Bangladesh needs to boost its private sector investment for raising present GDP growth rate and make it more inclusive for attaining the Sustainable Development Goals (SDGs) by 2030, economists said on Wednesday.
They also said at present the government's investment model is not a sustainable one. The projects are not delivered timely, project costs increase multifold, and lack of accountability discourages private sector investment.
The observations were made at a press briefing of South Asian Network on Economic Modeling (SANEM) on '2nd SANEM Annual Economists Conference 2017' in the capital. Executive director of the organization Selim Raihan presented the conference outline at the briefing.
SANEM will organize the two-day conference on 18-19 February at Brac Centre Inn. The theme of this year's conference is 'Managing Growth for Social Inclusion'.
There will be 13 sessions, where 18 papers will be presented on six themes.
There will be a special session on 'Managing Growth for Social Inclusion in South Asia', where Professor Rehman Sobhan will be present as the guest of honour and Professor Wahid Uddin Mahmud will be the chair. There will be two SANEM-BIGD-IGC sessions, one SANEM-MCCI session, and one SANEM-DECCMA session.
About 150-200 local and 12 foreign participants from India, Nepal, Pakistan, Sri Lanka and UK are expected to take part in the programme.
Mr Raihan said per capita income does not project the real development of a country, rather quality of growth is more important. There are about 32 indicators, fulfillment of which indicates the real progress.

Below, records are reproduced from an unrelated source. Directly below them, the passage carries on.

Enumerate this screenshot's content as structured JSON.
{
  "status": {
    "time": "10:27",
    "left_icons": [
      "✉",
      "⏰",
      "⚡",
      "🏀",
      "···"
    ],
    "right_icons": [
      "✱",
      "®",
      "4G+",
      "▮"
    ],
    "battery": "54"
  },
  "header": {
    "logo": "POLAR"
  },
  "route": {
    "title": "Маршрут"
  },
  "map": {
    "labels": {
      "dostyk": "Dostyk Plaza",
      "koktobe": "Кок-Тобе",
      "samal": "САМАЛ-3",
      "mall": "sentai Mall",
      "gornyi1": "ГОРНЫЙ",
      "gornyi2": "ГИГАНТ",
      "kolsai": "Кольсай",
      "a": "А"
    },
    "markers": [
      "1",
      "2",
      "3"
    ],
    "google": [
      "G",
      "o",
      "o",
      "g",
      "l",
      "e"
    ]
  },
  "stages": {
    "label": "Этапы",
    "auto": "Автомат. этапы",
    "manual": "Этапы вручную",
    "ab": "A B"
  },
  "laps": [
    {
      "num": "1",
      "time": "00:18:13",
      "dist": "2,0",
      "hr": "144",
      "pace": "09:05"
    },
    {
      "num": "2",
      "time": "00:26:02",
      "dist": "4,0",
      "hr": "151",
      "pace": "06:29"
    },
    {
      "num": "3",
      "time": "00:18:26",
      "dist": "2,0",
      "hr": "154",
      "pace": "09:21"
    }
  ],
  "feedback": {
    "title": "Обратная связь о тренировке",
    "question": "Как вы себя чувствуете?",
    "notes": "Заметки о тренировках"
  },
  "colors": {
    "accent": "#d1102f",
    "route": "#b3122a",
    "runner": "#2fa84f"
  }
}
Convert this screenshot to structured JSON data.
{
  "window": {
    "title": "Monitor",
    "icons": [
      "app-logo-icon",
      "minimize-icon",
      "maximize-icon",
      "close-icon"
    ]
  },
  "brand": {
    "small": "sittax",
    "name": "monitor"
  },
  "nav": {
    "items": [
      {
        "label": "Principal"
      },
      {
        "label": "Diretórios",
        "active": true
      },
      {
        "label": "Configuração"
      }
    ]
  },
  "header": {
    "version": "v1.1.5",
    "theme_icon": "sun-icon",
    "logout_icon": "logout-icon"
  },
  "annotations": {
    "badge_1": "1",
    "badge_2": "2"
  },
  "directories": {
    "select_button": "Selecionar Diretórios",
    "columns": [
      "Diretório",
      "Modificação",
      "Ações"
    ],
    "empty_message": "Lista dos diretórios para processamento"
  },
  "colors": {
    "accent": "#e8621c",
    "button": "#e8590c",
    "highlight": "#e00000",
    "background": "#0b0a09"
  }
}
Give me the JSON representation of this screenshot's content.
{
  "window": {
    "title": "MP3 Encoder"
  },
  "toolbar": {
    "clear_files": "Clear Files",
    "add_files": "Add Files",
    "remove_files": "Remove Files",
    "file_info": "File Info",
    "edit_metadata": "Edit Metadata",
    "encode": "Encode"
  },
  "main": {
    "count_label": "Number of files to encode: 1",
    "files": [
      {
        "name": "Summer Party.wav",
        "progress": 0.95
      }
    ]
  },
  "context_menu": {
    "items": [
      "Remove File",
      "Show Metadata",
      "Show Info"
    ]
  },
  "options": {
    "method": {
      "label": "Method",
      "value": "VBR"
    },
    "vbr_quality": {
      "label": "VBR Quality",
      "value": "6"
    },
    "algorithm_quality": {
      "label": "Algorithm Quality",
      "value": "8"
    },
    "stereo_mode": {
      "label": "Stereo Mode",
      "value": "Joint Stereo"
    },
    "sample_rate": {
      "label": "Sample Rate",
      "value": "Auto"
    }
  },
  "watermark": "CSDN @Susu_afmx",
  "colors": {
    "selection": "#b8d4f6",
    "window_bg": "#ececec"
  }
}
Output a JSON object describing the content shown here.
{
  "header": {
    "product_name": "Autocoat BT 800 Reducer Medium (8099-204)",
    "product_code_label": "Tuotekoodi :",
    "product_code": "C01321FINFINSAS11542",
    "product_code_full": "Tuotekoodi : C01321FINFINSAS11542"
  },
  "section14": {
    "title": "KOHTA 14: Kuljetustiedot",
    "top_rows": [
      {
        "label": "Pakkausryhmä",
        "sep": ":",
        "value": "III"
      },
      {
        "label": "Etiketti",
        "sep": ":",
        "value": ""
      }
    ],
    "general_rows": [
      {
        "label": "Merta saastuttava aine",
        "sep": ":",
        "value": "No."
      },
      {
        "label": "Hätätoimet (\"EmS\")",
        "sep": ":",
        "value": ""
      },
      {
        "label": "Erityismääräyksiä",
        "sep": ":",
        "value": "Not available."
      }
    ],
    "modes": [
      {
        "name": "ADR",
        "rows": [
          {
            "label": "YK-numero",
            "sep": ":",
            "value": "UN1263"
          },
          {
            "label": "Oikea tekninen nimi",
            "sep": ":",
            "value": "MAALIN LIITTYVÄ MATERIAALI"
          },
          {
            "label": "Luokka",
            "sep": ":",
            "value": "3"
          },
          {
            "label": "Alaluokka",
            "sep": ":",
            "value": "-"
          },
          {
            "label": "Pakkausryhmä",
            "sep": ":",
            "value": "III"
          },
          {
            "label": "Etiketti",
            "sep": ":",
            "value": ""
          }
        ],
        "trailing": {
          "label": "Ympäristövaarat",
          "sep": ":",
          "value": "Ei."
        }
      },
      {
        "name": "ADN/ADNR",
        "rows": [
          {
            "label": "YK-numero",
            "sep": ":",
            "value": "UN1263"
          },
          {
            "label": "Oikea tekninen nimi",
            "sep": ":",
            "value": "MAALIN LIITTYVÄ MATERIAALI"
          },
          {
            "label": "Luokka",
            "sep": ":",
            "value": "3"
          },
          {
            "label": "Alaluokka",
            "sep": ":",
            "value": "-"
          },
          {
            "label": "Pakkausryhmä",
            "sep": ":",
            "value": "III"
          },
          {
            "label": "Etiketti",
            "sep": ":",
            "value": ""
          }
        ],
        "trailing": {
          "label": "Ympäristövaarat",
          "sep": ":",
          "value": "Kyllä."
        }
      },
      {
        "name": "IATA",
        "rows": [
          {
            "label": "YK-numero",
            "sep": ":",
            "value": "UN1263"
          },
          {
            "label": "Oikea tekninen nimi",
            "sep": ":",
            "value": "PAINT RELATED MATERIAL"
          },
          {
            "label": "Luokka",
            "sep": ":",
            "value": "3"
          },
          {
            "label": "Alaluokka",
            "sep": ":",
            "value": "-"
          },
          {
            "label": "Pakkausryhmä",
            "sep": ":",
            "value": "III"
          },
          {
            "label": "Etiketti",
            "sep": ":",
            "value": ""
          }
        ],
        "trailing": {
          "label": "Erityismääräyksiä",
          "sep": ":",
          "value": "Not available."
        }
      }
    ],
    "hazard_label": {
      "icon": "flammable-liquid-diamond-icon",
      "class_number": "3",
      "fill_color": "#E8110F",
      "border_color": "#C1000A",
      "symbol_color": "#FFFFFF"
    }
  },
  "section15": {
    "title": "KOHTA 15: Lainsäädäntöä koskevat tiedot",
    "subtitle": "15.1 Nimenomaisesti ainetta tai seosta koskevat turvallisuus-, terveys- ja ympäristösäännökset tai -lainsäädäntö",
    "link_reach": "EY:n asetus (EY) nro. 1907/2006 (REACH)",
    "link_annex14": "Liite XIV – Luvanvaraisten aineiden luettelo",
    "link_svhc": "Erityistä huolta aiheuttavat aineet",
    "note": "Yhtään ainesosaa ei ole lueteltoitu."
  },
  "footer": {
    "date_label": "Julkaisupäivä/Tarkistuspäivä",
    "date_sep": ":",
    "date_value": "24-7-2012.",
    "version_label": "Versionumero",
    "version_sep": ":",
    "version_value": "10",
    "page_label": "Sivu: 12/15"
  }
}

Citing examples of India and Bangladesh, he said Bangladesh has less per capita income, but it is well ahead of India in various social indicators. Bangladesh has more female participation in the labour market than India.
On the other hand, Nepal is well ahead in many indicators than Bangladesh with a comparatively lower per capita.
Although Bangladesh has done well in reducing poverty, there are two major challenges. Still a large number of people are in a vulnerable state, as a minimum increase in the poverty headcount ratio will push many below the poverty line, Mr Raihan said.
Besides, economic and social discrimination in the country is increasing day by day, and there is no indication or evidence of its decrease.
"If this fragility is not addressed, the benefit of growth cannot be enjoyed. Breakthrough is needed in fiscal and monetary policies to get rid of the present status-quo situation." Referring to the country's lowest tax-GDP ratio among the South Asian nations, Mr Raihan suggested that it is a political decision to increase the ratio.
Still Bangladesh could not develop any other export sector except the readymade garments (RMG), which could have employed more female labourers, he added.
The present growth is taking place due to more investment by the government in infrastructures. But a stalemate has been prevailing in private sector, which is 85-90 per cent of the total investment of the country.
Mr Raihan suggested three way-outs for overcoming the deadlock in private sector investment - infrastructural development, recovering from institutional weaknesses or lengthy process, and dispelling lack of confidence of private sector investors regarding political unrest.
He said Bangladesh will face major challenges in the next 15 years, as it will have to mobilize own resources to meet the SDGs by increasing tax-GDP ratio. Besides, there will be challenges in the trade regime during the neo-protectionism and post-Brexit era, as Bangladesh may lose many markets.
SANEM research director Sayema Haque Bidisha said Bangladesh has long been trapped into 6.0 per cent GDP growth. But it has to address other relevant issues to increase its GDP growth and attain higher economic targets.